Find all lines with the word "商品和服务税收分类编码" in the material, then copy them.

## The data:
• • •

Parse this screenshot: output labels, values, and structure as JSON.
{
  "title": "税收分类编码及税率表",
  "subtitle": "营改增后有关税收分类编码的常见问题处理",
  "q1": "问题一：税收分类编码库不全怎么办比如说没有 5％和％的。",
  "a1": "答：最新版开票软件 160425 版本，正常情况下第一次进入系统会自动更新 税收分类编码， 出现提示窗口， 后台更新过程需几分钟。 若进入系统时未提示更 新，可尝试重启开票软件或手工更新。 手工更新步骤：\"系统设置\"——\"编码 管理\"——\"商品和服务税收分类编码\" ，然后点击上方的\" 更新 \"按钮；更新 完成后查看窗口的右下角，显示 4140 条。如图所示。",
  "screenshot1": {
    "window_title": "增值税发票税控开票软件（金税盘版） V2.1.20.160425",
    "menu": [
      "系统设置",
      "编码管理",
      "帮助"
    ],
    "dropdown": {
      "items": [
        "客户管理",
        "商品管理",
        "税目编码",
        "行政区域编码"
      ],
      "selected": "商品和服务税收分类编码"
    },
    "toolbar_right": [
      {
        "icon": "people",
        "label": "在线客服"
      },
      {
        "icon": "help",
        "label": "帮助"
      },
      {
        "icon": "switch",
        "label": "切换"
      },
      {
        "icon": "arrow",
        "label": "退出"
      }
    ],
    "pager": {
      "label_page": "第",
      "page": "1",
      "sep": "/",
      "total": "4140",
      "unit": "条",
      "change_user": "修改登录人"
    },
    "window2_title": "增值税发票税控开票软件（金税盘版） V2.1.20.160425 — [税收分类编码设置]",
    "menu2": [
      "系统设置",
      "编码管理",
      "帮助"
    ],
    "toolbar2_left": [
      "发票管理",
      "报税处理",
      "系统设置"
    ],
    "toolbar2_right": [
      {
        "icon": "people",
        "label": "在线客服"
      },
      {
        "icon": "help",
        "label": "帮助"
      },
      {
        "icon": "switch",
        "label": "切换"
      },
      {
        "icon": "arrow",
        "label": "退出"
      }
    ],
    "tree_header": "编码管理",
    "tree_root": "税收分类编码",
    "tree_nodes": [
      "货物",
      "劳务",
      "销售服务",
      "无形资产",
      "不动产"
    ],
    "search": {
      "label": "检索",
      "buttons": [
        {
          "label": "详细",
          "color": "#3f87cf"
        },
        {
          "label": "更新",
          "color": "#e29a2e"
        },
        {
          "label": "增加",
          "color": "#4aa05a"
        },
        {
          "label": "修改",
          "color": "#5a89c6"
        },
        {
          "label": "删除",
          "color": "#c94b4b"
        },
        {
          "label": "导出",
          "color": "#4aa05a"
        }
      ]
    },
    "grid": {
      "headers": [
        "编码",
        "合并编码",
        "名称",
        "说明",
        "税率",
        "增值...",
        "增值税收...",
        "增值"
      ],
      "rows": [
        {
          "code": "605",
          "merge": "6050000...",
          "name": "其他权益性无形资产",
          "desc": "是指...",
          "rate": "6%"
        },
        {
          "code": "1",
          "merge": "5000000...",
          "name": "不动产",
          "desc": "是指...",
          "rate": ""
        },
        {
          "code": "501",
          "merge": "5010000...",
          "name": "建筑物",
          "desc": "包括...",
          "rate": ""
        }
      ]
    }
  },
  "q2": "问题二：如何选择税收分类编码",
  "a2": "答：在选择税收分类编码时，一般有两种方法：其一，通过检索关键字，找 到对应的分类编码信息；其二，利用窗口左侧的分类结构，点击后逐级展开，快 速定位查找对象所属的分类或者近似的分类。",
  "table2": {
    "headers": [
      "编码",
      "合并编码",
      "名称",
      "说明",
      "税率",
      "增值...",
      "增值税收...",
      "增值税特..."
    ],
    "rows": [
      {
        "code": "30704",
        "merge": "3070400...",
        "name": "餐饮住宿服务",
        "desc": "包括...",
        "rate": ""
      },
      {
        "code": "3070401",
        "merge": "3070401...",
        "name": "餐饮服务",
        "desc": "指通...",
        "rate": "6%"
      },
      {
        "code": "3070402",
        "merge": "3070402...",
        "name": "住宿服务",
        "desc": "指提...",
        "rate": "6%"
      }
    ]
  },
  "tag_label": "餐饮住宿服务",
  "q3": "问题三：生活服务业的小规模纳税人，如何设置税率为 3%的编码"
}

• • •

## Reply to the exercise:
  "a1": "答：最新版开票软件 160425 版本，正常情况下第一次进入系统会自动更新 税收分类编码， 出现提示窗口， 后台更新过程需几分钟。 若进入系统时未提示更 新，可尝试重启开票软件或手工更新。 手工更新步骤：\"系统设置\"——\"编码 管理\"——\"商品和服务税收分类编码\" ，然后点击上方的\" 更新 \"按钮；更新 完成后查看窗口的右下角，显示 4140 条。如图所示。",
      "selected": "商品和服务税收分类编码"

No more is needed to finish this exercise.